2020-11-28, post № 237
hardware review, #opinion, #diary, #freedom
Precisely one month ago, I opened a long awaited parcel shipped directly from Hong Kong: my very own Pinebook Pro had arrived. Eager to further my grasp on both software and hardware freedom, I unwrapped my mail and began to incorporate pine64’s flagship laptop into my workflow. Accompanying this journey, I wrote a diary which I share in this post.
Whilst a Pinebook may not boast with specs of performance, novel input methods or included licenses, it is part of a niche computing sector which values and upholds principal human rights even in the alien realm of microprocessor-based technology. Following my steadily growing discomfort regarding my computing equipment over the past months, I hoped for the Pinebook Pro to introduce me to a world of productive, in part minimalist and most importantly truly free computing experience. After a month of usage, I can confidently proclaim it to have delivered on this front more satisfactory than any other of my multitude of computing devices I have amassed over the years.
Especially in current times, it is calming to interact with an intricately mingled system of physical machinery and abstract commandments in which I can at least to a certain extent trust, lifting an ever-present veil of fear cloaking most boxes of bits. A Pinebook comes with software switches to turn off the built-in camera, microphone and WiFi card as well as Manjaro KDE Plasma running out of the box. Whilst I would prefer not having a camera or microphone built into my device at all and have a real physical switch to turn both off, as well as a more minimalist desktop environment, I am capable to entrust it my presence infront of it; in contrast to e. g. a proprietary phone lying on a tabletop nearby.

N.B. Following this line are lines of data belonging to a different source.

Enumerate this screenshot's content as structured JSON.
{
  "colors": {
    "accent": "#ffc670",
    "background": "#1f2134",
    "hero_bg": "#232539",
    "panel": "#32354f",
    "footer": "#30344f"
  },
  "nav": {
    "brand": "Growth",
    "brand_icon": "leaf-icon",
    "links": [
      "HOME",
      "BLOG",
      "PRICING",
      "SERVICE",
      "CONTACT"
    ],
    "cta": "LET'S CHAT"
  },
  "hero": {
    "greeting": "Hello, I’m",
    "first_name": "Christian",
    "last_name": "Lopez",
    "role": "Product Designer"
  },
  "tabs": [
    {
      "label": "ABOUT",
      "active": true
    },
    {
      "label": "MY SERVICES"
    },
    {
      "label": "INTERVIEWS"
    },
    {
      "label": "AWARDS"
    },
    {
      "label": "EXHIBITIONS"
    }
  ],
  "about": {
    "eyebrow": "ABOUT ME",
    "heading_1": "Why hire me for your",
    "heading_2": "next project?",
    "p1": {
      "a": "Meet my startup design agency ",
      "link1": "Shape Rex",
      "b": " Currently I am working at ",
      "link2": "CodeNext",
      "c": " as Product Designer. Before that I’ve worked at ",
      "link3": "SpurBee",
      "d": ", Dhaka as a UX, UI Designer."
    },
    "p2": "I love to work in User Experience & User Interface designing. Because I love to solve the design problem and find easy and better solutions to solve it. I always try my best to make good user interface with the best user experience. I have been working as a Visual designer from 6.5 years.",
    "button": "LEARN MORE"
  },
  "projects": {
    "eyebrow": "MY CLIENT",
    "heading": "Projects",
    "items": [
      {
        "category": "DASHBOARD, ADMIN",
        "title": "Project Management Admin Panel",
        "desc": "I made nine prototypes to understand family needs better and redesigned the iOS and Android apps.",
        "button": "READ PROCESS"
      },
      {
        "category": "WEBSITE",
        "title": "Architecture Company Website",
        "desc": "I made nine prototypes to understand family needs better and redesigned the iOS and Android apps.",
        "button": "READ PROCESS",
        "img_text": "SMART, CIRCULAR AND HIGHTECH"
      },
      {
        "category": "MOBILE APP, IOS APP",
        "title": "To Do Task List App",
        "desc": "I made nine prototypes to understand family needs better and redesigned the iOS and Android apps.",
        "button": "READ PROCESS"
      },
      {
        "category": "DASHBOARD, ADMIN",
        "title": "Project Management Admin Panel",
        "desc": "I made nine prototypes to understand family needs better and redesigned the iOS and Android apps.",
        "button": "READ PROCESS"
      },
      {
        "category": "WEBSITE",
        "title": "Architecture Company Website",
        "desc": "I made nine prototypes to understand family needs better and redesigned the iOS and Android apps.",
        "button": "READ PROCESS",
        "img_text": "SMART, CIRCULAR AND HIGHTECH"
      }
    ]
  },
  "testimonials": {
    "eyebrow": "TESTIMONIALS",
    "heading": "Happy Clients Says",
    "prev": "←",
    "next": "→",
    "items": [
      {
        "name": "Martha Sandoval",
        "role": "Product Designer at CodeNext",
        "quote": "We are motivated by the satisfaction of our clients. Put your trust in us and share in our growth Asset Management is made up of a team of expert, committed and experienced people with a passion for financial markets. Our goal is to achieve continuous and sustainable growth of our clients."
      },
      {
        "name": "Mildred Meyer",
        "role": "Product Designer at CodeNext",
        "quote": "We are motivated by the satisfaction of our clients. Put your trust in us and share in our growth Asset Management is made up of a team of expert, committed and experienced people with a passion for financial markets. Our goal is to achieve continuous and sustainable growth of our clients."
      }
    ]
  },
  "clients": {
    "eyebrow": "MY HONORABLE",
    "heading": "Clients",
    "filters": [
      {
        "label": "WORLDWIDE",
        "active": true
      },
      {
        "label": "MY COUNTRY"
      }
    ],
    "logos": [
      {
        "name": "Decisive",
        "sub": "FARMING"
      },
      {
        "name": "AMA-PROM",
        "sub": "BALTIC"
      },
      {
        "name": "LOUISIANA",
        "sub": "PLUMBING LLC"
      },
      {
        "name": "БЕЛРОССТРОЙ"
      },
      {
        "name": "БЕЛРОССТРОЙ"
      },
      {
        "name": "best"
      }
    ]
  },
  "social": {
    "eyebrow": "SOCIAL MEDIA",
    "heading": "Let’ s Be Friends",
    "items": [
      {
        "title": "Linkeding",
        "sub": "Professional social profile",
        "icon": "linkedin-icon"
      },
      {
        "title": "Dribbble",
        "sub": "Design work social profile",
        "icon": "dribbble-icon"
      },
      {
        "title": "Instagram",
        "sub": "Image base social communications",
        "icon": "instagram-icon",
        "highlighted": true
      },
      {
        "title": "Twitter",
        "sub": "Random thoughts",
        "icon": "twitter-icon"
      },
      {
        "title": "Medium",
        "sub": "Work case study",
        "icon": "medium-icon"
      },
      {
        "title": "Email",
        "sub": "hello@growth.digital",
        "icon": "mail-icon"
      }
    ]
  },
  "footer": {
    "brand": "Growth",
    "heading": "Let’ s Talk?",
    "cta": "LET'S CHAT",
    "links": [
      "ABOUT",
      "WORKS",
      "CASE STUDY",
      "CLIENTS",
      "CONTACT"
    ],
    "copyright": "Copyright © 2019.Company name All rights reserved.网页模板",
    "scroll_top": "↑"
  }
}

A detailed account of my experience with my Pinebook is given by a diary I wrote over the course of November 2020: